The US is trying to design a new centrifuge, the Siemens SAIC-500, that could potentially cut the cost of the US nuclear weapons program by about half.
The US and other nuclear powers have already invested heavily in a series of small centrifuge designs, including the Rolls-Royce Phantom, which cost about $10 billion, and the Chinese J-20, which took more than two years to design and test.
But this new centrifuger is much more efficient and can use less fuel.
It could be used to cut the amount of plutonium that could be spent on weapons by at least 80 percent and reduce the need for stockpiles of weapons-grade plutonium.
The Siemens test machine has been described by US officials as being more advanced than the Chinese machine.
However, it will be a “significant technological breakthrough” and the US could use it in nuclear weapons production.
It is a “major step forward,” said Steven Simon, a senior associate with the Stimson Center think tank in Washington, DC.
“It would enable the US to build a nuclear deterrent that is competitive and reliable.”

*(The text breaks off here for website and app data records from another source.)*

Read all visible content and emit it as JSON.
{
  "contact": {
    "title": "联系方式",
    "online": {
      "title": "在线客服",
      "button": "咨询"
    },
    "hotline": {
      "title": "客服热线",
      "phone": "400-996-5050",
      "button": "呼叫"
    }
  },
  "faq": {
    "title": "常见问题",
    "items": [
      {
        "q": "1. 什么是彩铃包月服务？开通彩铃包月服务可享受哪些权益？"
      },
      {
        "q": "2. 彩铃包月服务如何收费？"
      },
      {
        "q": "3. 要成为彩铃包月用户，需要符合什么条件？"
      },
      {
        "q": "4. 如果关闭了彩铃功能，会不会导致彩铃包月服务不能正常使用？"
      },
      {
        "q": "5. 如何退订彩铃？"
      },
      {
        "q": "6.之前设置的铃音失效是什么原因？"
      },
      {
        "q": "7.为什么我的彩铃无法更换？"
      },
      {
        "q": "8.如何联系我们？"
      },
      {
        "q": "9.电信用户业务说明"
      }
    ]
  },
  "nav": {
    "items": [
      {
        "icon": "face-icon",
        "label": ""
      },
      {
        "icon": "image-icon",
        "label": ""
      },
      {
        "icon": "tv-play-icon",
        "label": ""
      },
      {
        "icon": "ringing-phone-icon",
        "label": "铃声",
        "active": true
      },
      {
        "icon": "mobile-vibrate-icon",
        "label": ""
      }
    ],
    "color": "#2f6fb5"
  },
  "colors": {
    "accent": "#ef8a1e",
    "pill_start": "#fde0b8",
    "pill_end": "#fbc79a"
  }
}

The US will need about 50 centrifugers for the next 10 years, but the number could rise dramatically as the price of uranium is expected to drop.
That means the US may need to start building a new type of centrifuge in order to keep pace with its nuclear arsenal.
The new machine would need to be significantly larger than the one used by the Chinese, and would also need to weigh more than a million pounds.
The centrifuge design has been years in the making, and US officials have said they want to design it to withstand extreme temperatures and high pressures.
The most advanced centrifuge currently being tested in the US, the SNC-Lavalin design, weighs more than 10 million pounds, and has a capacity to produce up to 4,400 pounds of plutonium a year.
But that will require more powerful and more expensive centrifuged machinery, which are still in development.
The SNC has announced plans to build an upgraded version of the SSC-1 centrifuge that would be used in the next few years, and it has also announced that it plans to invest more than $300 million in a new $4.4 billion centrifuge facility in Idaho.
The state, along with the Department of Energy, has been working on a deal to purchase the equipment.
“The deal will bring a significant amount of capital and expertise to Idaho and to the state,” Idaho Governor C.L. “But it will also bring a major technology development, which we hope will drive the pace and scope of future investments to this new and exciting technology,” the state said in a statement.
“This deal is the best of both worlds for Idaho, and we look forward to working with the US government to ensure that Idaho and Idahoans benefit from this investment.”